ISSN:
0004-640X; 1572-946X
DOI:
10.1007/s10509-015-2483-4
Version:
Final accepted manuscript
Additional Links:
http://link.springer.com/10.1007/s10509-015-2483-4

Full metadata record

DC FieldValue Language
dc.contributor.authorMelia, F.en
dc.date.accessioned2016-06-25T01:00:32Z-
dc.date.available2016-06-25T01:00:32Z-
dc.date.issued2015-08-21-
dc.identifier.citationThe AGN Hubble Diagram and its implications for cosmology 2015, 359 (1) Astrophysics and Space Scienceen
dc.identifier.issn0004-640X-
dc.identifier.issn1572-946X-
dc.identifier.doi10.1007/s10509-015-2483-4-
dc.identifier.urihttp://hdl.handle.net/10150/614769-
dc.description.abstractWe use a recently proposed luminosity distance measure for relatively nearby active galactic nuclei (AGNs) to test the predicted expansion of the Universe in the $R_{\rm h}=ct$ and $\Lambda$CDM cosmologies. This comparative study is particularly relevant to the question of whether or not the Universe underwent a transition from decelerated to accelerated expansion, which is believed to have occurred---on the basis of Type Ia SN studies---within the redshift range ($0\lesssim z\lesssim 1.3$) that will eventually be sampled by these objects. We find that the AGN Hubble Diagram constructed from currently available sources does not support the existence of such a transition. While the scatter in the AGN data is still too large for any firm conclusions to be drawn, the results reported here nonetheless somewhat strengthen similar results of comparative analyses using other types of source. We show that the Akaike, Kullback, and Bayes Information Criteria all consistently yield a likelihood of $\sim 84-96\%$ that $R_{\rm h}=ct$ is closer to the ``true" cosmology than $\Lambda$CDM is, though neither model adequately accounts for the data, suggesting an unnaccounted-for source of scatter.en

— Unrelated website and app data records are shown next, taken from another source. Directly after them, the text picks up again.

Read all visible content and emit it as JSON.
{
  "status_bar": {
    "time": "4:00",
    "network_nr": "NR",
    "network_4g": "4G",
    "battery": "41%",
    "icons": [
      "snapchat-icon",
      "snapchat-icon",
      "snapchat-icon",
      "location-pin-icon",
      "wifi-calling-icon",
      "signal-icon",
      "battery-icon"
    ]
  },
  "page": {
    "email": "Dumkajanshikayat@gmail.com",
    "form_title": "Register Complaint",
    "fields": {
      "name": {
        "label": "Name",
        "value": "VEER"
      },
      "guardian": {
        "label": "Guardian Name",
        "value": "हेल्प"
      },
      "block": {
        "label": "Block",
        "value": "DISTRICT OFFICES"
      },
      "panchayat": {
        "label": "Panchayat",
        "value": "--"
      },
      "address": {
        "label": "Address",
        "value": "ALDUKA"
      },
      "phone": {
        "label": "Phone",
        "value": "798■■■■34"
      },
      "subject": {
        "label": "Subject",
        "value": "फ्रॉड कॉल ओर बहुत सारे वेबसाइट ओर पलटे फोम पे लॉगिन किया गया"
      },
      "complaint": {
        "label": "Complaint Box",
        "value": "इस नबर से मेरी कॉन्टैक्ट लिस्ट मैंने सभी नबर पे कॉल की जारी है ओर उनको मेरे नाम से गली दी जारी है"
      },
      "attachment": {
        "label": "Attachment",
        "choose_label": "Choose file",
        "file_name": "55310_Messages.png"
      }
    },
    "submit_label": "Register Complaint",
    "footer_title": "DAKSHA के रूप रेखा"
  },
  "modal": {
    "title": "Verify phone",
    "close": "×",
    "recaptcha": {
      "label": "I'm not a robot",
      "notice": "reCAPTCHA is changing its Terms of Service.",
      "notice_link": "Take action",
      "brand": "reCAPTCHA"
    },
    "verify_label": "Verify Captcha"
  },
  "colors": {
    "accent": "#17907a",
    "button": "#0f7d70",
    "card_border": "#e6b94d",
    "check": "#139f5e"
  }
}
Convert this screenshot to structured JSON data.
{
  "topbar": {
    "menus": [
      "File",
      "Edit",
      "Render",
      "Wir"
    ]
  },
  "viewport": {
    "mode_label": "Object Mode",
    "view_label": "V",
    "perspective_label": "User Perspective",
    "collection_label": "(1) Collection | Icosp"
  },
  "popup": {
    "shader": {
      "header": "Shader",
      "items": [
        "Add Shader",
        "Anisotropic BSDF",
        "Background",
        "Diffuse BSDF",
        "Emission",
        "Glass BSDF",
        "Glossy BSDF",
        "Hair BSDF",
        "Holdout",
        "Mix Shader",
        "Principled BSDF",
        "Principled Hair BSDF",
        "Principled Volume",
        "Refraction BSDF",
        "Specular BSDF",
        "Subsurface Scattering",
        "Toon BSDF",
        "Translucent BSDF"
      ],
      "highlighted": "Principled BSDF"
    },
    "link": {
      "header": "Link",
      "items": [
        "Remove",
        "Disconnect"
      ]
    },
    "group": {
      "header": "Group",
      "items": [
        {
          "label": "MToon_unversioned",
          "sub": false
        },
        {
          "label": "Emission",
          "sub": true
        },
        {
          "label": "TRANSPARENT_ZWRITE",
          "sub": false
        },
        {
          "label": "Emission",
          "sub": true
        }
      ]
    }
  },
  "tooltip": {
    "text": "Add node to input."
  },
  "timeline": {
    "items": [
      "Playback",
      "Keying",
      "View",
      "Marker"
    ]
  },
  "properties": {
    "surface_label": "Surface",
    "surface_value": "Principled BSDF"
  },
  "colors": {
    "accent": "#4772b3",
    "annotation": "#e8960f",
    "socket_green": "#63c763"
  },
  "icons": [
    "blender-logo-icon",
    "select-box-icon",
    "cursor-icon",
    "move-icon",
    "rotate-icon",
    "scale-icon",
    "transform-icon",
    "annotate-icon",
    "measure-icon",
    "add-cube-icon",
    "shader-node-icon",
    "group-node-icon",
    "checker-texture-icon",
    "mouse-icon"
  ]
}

dc.language.isoenen
dc.publisherSpringer Verlagen
dc.relation.urlhttp://link.springer.com/10.1007/s10509-015-2483-4en
dc.rights© Springer Science+Business Media Dordrecht 2015en
dc.titleThe AGN Hubble Diagram and its implications for cosmologyen
dc.typeArticleen
dc.identifier.journalAstrophysics and Space Scienceen
dc.description.collectioninformationThis item from the UA Faculty Publications collection is made available by the University of Arizona with support from the University of Arizona Libraries. If you have questions, please contact us at repository@u.library.arizona.edu.en
dc.eprint.versionFinal accepted manuscripten
All Items in UA Campus Repository are protected by copyright, with all rights reserved, unless otherwise indicated.